One of the items that many couples include in their prenuptial agreements is who will get any jewelry given to one another during the marriage. If an engagement ring had significant monetary or sentimental value, the groom-to-be may also want to include a stipulation that he gets that back if the couple divorces.
If you hadn’t yet gotten around to a prenup when you break up, determining who walks away with the engagement ring can potentially become a legal battle. If the matter goes before a judge, it all depends on how the judge views the ring. He or she may determine that it was a conditional gift. Since the condition (that the couple would marry) didn’t come about, the recipient of the ring may be ordered to return it. However, if it’s determined to be a gift, the partner who received it will get to keep it.
If an engaged couple was already living together when they broke up, there may be some difficulty sorting out of property, debts and expenses. That’s why many family law attorneys recommend that couples who live together draw up a cohabitation agreement to stipulate how these things are divided should they go their separate ways.

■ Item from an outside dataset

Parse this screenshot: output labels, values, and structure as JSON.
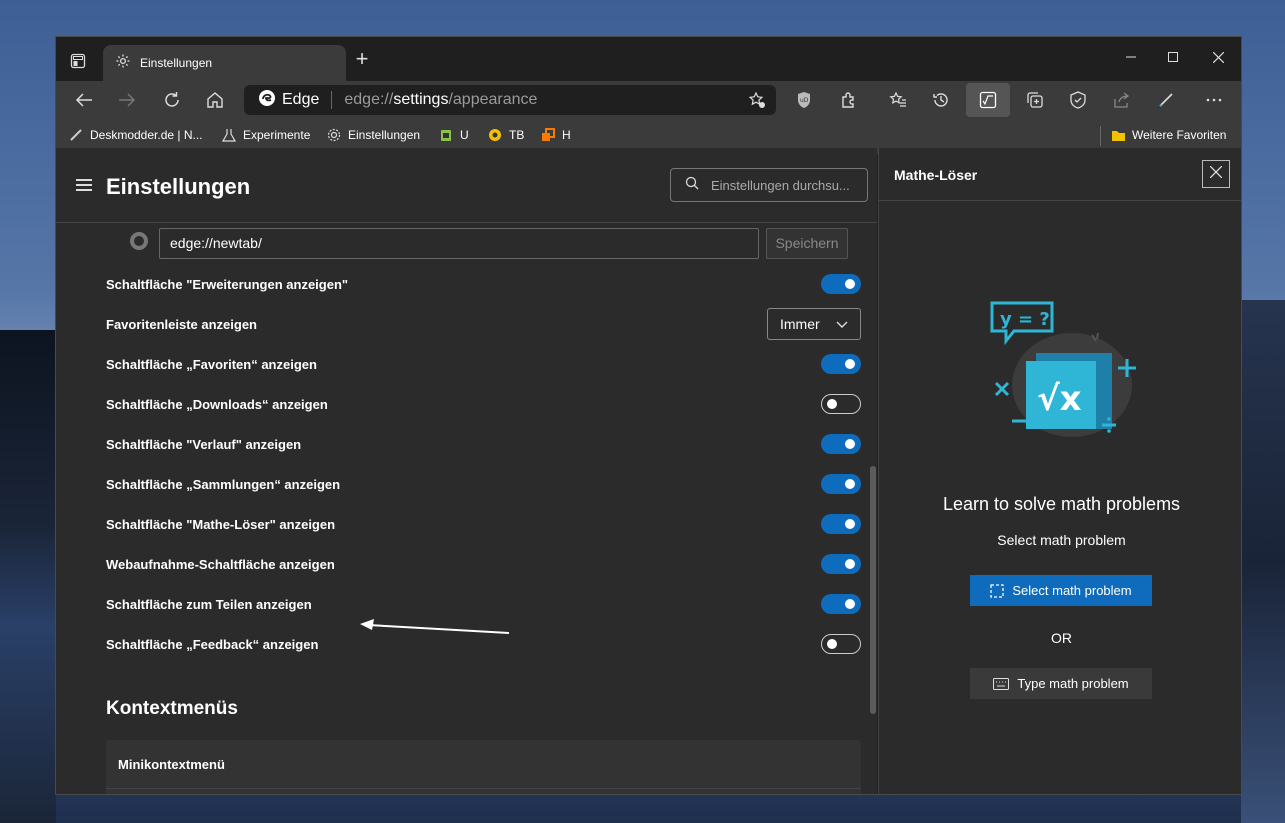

Another bone of contention if engaged couples break things off before they make it down the aisle involves wedding expenses. If you’ve already made a deposit on the room, booked the orchestra, started working with the caterer, florist and other vendors, you may have spent a good deal of money already. If all of that was done in both of your names, you’ll likely need to split the cost.
Couples can minimize their costs should they break up, or if the wedding needs to be cancelled for any reason, by paying attention to the cancellation policies in all of their wedding vendor contracts and working to negotiate policies that protect them if plans change.
If you’re dealing with any of these issues, an experienced North Carolina attorney can provide guidance and work to help you come out of the broken engagement without serious damage to your finances.
Source: Findlaw, “Top 3 Legal Tips When Calling Off a Wedding or Engagement,” Christopher Coble, Esq., accessed Jan. 27, 2017